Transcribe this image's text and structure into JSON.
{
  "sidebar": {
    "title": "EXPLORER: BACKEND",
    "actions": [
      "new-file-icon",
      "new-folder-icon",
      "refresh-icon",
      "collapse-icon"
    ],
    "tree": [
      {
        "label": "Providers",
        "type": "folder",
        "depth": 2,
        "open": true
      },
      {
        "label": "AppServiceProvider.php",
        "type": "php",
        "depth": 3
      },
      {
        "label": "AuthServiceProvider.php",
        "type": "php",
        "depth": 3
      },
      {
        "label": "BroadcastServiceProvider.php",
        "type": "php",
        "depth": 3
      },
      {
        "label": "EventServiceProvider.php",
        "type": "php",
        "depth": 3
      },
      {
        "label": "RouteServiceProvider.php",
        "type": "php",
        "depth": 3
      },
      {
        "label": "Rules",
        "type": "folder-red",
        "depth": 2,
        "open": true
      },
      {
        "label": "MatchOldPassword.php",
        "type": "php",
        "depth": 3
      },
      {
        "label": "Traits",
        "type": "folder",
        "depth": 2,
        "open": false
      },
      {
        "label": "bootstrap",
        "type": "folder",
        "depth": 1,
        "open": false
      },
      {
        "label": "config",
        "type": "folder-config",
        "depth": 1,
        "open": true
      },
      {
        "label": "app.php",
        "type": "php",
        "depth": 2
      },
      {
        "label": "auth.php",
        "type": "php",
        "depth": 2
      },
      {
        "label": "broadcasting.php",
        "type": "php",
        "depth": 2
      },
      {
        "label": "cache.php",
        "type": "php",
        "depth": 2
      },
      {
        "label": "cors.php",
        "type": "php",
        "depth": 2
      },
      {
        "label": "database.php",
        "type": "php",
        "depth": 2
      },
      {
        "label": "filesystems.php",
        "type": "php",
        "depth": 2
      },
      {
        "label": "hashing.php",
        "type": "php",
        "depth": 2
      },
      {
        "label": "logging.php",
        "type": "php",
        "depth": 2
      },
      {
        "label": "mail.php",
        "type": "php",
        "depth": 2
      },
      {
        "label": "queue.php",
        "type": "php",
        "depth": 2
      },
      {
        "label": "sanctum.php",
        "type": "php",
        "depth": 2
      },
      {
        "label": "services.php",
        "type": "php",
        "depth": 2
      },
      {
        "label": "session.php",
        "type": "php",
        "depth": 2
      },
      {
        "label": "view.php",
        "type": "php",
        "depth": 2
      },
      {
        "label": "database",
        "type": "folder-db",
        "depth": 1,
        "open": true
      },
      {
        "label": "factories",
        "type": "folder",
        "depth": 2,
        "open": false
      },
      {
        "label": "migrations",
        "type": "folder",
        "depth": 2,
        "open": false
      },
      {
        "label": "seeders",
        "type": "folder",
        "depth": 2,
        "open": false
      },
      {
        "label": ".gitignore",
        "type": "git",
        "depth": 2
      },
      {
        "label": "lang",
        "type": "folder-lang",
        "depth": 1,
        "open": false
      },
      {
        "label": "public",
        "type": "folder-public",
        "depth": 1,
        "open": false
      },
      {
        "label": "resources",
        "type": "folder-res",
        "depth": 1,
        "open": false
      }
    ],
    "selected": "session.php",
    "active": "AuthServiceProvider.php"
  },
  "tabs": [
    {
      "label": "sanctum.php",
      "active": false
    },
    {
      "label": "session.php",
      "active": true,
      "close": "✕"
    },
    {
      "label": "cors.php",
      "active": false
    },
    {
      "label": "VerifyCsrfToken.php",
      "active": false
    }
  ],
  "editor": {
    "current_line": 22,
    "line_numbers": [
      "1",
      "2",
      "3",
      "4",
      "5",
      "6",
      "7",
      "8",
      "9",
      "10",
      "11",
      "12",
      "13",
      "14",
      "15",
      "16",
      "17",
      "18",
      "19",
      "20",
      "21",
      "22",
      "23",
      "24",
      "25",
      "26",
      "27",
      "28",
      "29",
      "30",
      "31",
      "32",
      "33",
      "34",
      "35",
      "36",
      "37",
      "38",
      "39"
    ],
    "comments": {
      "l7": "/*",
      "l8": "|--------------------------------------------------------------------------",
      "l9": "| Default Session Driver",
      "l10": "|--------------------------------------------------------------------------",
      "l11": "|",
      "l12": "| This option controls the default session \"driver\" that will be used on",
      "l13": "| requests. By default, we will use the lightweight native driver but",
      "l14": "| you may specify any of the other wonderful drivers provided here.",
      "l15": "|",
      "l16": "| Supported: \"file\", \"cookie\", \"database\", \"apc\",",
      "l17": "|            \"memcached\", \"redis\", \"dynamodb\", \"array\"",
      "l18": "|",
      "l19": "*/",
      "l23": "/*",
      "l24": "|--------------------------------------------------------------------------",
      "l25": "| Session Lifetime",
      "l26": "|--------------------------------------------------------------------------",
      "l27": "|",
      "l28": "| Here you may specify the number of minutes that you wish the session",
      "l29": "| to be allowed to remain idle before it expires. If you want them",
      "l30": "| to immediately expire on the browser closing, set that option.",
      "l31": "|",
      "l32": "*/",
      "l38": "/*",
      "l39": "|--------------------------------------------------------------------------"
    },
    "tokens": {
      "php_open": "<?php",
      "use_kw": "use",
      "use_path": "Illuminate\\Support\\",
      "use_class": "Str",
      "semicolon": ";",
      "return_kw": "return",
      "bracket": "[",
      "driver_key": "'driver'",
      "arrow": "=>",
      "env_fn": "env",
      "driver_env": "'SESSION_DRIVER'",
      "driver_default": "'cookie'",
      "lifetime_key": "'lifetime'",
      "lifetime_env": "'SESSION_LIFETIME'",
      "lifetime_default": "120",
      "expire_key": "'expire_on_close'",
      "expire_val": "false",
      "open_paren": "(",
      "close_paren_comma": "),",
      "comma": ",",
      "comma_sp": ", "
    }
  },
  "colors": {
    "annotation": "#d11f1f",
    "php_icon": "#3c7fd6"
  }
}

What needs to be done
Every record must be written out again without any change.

Final answer
Transcribe this image's text and structure into JSON.
{
  "sidebar": {
    "title": "EXPLORER: BACKEND",
    "actions": [
      "new-file-icon",
      "new-folder-icon",
      "refresh-icon",
      "collapse-icon"
    ],
    "tree": [
      {
        "label": "Providers",
        "type": "folder",
        "depth": 2,
        "open": true
      },
      {
        "label": "AppServiceProvider.php",
        "type": "php",
        "depth": 3
      },
      {
        "label": "AuthServiceProvider.php",
        "type": "php",
        "depth": 3
      },
      {
        "label": "BroadcastServiceProvider.php",
        "type": "php",
        "depth": 3
      },
      {
        "label": "EventServiceProvider.php",
        "type": "php",
        "depth": 3
      },
      {
        "label": "RouteServiceProvider.php",
        "type": "php",
        "depth": 3
      },
      {
        "label": "Rules",
        "type": "folder-red",
        "depth": 2,
        "open": true
      },
      {
        "label": "MatchOldPassword.php",
        "type": "php",
        "depth": 3
      },
      {
        "label": "Traits",
        "type": "folder",
        "depth": 2,
        "open": false
      },
      {
        "label": "bootstrap",
        "type": "folder",
        "depth": 1,
        "open": false
      },
      {
        "label": "config",
        "type": "folder-config",
        "depth": 1,
        "open": true
      },
      {
        "label": "app.php",
        "type": "php",
        "depth": 2
      },
      {
        "label": "auth.php",
        "type": "php",
        "depth": 2
      },
      {
        "label": "broadcasting.php",
        "type": "php",
        "depth": 2
      },
      {
        "label": "cache.php",
        "type": "php",
        "depth": 2
      },
      {
        "label": "cors.php",
        "type": "php",
        "depth": 2
      },
      {
        "label": "database.php",
        "type": "php",
        "depth": 2
      },
      {
        "label": "filesystems.php",
        "type": "php",
        "depth": 2
      },
      {
        "label": "hashing.php",
        "type": "php",
        "depth": 2
      },
      {
        "label": "logging.php",
        "type": "php",
        "depth": 2
      },
      {
        "label": "mail.php",
        "type": "php",
        "depth": 2
      },
      {
        "label": "queue.php",
        "type": "php",
        "depth": 2
      },
      {
        "label": "sanctum.php",
        "type": "php",
        "depth": 2
      },
      {
        "label": "services.php",
        "type": "php",
        "depth": 2
      },
      {
        "label": "session.php",
        "type": "php",
        "depth": 2
      },
      {
        "label": "view.php",
        "type": "php",
        "depth": 2
      },
      {
        "label": "database",
        "type": "folder-db",
        "depth": 1,
        "open": true
      },
      {
        "label": "factories",
        "type": "folder",
        "depth": 2,
        "open": false
      },
      {
        "label": "migrations",
        "type": "folder",
        "depth": 2,
        "open": false
      },
      {
        "label": "seeders",
        "type": "folder",
        "depth": 2,
        "open": false
      },
      {
        "label": ".gitignore",
        "type": "git",
        "depth": 2
      },
      {
        "label": "lang",
        "type": "folder-lang",
        "depth": 1,
        "open": false
      },
      {
        "label": "public",
        "type": "folder-public",
        "depth": 1,
        "open": false
      },
      {
        "label": "resources",
        "type": "folder-res",
        "depth": 1,
        "open": false
      }
    ],
    "selected": "session.php",
    "active": "AuthServiceProvider.php"
  },
  "tabs": [
    {
      "label": "sanctum.php",
      "active": false
    },
    {
      "label": "session.php",
      "active": true,
      "close": "✕"
    },
    {
      "label": "cors.php",
      "active": false
    },
    {
      "label": "VerifyCsrfToken.php",
      "active": false
    }
  ],
  "editor": {
    "current_line": 22,
    "line_numbers": [
      "1",
      "2",
      "3",
      "4",
      "5",
      "6",
      "7",
      "8",
      "9",
      "10",
      "11",
      "12",
      "13",
      "14",
      "15",
      "16",
      "17",
      "18",
      "19",
      "20",
      "21",
      "22",
      "23",
      "24",
      "25",
      "26",
      "27",
      "28",
      "29",
      "30",
      "31",
      "32",
      "33",
      "34",
      "35",
      "36",
      "37",
      "38",
      "39"
    ],
    "comments": {
      "l7": "/*",
      "l8": "|--------------------------------------------------------------------------",
      "l9": "| Default Session Driver",
      "l10": "|--------------------------------------------------------------------------",
      "l11": "|",
      "l12": "| This option controls the default session \"driver\" that will be used on",
      "l13": "| requests. By default, we will use the lightweight native driver but",
      "l14": "| you may specify any of the other wonderful drivers provided here.",
      "l15": "|",
      "l16": "| Supported: \"file\", \"cookie\", \"database\", \"apc\",",
      "l17": "|            \"memcached\", \"redis\", \"dynamodb\", \"array\"",
      "l18": "|",
      "l19": "*/",
      "l23": "/*",
      "l24": "|--------------------------------------------------------------------------",
      "l25": "| Session Lifetime",
      "l26": "|--------------------------------------------------------------------------",
      "l27": "|",
      "l28": "| Here you may specify the number of minutes that you wish the session",
      "l29": "| to be allowed to remain idle before it expires. If you want them",
      "l30": "| to immediately expire on the browser closing, set that option.",
      "l31": "|",
      "l32": "*/",
      "l38": "/*",
      "l39": "|--------------------------------------------------------------------------"
    },
    "tokens": {
      "php_open": "<?php",
      "use_kw": "use",
      "use_path": "Illuminate\\Support\\",
      "use_class": "Str",
      "semicolon": ";",
      "return_kw": "return",
      "bracket": "[",
      "driver_key": "'driver'",
      "arrow": "=>",
      "env_fn": "env",
      "driver_env": "'SESSION_DRIVER'",
      "driver_default": "'cookie'",
      "lifetime_key": "'lifetime'",
      "lifetime_env": "'SESSION_LIFETIME'",
      "lifetime_default": "120",
      "expire_key": "'expire_on_close'",
      "expire_val": "false",
      "open_paren": "(",
      "close_paren_comma": "),",
      "comma": ",",
      "comma_sp": ", "
    }
  },
  "colors": {
    "annotation": "#d11f1f",
    "php_icon": "#3c7fd6"
  }
}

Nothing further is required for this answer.